Financial Aid: Financial aid from the federal government to help you pay for education expenses at an eligible college or career school. Grants, loans and work-study are types of federal student aid. You must complete the FAFSA form to apply for this aid.
Satisfactory Academic Progress or SAP: A school’s standards for satisfactory academic progress toward a degree or certificate offered by that institution. Check with your school to find out its standards.
College Credit: Recognition by a school or college that a student has fulfilled a requirement leading to a degree.
Attempted Credit: Credit having been tried without success.
Earned Credit: Credits completed successfully.
Transfer Credit: Educational experiences or courses taken from one university but granted credit at another institution.
Grade Point Average: Grade Point Average is the measure of a student's academic achievement; calculated by dividing the total number of grade points received by the total number attempted.
High School Credit: Credit that counts towards a high school diploma
College Degree or Certificate: An academic award for completion of a course or major.
Timeframe Limits: The maximum number of credits for which one can receive federal financial aid.
Credit Limit: This is a limit on the total number of college credits you have attempted.
Pace: Number of credits attempted compared to number of credits earned. If the number of attempted credits is much higher than the number of credits earned, then a student is not passing satisfactory academic pace.

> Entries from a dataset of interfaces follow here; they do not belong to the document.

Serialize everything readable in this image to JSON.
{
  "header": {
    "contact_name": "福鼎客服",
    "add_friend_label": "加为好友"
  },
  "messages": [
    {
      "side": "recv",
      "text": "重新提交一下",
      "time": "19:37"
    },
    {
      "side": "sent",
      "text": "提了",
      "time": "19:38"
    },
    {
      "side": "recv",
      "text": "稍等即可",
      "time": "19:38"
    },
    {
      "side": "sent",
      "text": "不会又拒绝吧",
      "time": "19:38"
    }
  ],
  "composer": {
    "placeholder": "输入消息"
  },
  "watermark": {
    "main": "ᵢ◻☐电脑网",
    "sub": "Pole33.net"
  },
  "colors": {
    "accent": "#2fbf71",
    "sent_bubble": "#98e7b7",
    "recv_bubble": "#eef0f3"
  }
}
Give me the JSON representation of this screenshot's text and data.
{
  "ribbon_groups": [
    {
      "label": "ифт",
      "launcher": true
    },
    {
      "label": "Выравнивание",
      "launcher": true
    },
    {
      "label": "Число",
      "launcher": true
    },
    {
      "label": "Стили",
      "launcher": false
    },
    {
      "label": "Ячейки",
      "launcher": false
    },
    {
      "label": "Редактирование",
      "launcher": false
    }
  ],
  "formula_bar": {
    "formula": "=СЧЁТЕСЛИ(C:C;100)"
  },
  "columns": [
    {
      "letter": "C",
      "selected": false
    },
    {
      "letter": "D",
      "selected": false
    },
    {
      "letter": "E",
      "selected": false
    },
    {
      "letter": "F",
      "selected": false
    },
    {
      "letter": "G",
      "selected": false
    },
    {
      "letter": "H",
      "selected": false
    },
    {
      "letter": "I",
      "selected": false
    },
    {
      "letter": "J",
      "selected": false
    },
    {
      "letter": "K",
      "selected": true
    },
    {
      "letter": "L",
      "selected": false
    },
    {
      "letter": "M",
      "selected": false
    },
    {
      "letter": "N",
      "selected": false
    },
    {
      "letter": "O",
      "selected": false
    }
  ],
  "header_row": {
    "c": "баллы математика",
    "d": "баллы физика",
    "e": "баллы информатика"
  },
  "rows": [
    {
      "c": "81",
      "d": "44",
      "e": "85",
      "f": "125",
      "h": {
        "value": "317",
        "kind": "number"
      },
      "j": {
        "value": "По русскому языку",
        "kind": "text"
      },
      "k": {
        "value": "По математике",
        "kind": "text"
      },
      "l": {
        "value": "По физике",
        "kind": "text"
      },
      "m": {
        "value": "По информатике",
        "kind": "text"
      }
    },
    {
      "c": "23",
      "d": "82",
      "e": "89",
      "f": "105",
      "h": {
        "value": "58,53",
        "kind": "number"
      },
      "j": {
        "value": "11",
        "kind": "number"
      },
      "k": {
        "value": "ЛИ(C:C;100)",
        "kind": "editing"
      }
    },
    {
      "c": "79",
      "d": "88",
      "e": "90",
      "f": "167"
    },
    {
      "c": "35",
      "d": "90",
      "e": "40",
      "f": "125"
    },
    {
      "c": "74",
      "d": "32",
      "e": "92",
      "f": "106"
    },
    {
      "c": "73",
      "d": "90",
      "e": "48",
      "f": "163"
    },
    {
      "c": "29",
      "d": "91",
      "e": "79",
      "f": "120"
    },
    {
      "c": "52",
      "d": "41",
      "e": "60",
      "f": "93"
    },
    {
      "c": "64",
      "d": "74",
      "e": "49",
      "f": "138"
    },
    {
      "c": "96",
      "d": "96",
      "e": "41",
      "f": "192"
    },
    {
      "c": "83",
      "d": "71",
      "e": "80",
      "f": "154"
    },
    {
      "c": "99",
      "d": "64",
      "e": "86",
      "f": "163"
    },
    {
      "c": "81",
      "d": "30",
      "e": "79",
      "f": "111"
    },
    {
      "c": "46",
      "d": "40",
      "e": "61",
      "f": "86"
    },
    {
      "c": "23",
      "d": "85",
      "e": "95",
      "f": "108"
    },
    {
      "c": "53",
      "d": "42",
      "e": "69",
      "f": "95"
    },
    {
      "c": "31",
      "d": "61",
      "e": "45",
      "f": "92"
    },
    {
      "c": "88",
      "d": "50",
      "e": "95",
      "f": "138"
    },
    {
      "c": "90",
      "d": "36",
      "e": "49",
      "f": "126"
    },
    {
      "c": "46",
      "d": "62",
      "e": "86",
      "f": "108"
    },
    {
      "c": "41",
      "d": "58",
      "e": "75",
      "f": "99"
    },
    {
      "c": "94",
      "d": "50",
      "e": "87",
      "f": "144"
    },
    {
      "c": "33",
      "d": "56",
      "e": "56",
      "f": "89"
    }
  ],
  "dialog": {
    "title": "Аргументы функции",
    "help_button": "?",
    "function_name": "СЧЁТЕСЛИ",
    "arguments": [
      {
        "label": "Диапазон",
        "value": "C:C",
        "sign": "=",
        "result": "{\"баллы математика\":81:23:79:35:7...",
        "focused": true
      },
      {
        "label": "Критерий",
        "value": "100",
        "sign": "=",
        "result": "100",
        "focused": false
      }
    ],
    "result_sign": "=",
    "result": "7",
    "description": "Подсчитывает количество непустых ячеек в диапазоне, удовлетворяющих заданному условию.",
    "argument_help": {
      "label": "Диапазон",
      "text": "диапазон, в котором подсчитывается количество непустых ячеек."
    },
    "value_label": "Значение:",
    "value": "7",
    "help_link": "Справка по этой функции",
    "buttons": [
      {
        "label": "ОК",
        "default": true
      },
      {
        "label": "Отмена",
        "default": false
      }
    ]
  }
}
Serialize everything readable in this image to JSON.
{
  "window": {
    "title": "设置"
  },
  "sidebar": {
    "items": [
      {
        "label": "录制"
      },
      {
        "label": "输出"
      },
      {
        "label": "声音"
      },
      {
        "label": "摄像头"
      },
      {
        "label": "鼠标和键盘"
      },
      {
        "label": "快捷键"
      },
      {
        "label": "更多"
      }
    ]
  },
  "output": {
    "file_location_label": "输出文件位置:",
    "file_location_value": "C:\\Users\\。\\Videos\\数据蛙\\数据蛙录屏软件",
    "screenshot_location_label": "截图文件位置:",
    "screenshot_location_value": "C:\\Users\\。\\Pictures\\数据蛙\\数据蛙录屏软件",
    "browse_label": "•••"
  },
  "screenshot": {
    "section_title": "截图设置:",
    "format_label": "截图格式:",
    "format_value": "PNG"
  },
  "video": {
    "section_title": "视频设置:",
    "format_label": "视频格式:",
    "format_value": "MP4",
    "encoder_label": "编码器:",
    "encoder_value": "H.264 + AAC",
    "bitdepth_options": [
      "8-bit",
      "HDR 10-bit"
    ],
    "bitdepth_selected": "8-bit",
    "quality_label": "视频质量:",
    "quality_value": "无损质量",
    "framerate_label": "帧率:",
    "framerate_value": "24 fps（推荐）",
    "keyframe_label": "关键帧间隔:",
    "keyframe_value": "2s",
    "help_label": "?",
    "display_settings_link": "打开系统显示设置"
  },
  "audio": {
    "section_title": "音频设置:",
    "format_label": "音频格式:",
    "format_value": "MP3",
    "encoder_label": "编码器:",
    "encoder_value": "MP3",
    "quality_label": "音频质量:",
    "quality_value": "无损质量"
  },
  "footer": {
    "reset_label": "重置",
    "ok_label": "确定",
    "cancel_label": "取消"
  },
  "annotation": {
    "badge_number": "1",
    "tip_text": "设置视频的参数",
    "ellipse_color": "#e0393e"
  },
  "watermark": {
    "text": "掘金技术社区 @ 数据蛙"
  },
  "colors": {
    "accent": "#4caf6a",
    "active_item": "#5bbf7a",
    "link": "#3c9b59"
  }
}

Disbursement: Payment of federal student aid funds to the borrower by the school. Students generally receive their federal student aid in two or more disbursements.
Academic Probation/Warning/Suspension: Each college has a policy for letting students know when they do not make good academic progress. This is called a warning or probation. The student must improve their grades or their academic work or else they will be dismissed or suspended from continuing to study at that college.
Appeal: Request for a review of the decision about SAP or other policies. Students may write a letter or present other evidence about their situation with their request for a different outcome.
Notice: Written communication about a student’s status
Cumulative maximum: Total number of credits allowed to be paid by financial aid for a degree, certificate, or scholarship.
Mitigating circumstances (leaves of absence, professional discretion): A student may be able to change their financial aid information if there are circumstances way beyond your control.
Verification: The process your school uses to confirm that the data reported on your FAFSA form is accurate. Your school has the authority to contact you for document.
*From Federal Student Aid (US Department of Education) https://studentaid.ed.gov/sa/glossary#top
**From Oregon Student Aid (OR Higher Ed Coordinating Commission OSAC) https://app.oregonstudentaid.gov/glossary.aspx